--- What needs to be done ---
In the records that come next, find every line with "title". Return those lines.

--- Data provided ---

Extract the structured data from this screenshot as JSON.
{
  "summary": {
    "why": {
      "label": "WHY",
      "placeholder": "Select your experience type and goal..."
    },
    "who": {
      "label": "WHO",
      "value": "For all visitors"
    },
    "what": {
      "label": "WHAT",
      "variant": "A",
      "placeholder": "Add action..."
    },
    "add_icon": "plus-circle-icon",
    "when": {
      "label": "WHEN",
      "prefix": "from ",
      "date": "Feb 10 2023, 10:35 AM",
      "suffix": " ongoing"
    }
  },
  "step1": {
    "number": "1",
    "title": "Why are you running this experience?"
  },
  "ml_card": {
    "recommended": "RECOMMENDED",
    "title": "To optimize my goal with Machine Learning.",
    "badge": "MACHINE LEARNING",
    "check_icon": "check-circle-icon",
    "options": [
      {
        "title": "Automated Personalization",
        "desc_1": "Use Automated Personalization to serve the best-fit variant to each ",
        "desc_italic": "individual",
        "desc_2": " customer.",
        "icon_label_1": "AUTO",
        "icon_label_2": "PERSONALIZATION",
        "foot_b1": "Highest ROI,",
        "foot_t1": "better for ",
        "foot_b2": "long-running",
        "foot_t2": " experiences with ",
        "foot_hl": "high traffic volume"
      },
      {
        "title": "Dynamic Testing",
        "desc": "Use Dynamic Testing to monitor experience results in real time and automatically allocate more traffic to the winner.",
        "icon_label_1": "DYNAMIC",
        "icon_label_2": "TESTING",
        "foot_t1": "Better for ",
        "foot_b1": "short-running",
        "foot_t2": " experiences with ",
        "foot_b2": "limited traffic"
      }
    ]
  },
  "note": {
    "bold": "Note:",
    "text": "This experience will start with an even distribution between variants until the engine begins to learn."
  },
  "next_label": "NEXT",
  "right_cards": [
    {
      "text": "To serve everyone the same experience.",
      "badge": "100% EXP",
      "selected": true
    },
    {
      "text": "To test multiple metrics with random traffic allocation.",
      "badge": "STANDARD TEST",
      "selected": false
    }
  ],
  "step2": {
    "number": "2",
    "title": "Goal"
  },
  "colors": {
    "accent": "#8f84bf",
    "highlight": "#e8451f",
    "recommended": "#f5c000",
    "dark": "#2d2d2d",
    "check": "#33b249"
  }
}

--- Your response ---
    "title": "Why are you running this experience?"
    "title": "To optimize my goal with Machine Learning.",
        "title": "Automated Personalization",
        "title": "Dynamic Testing",
    "title": "Goal"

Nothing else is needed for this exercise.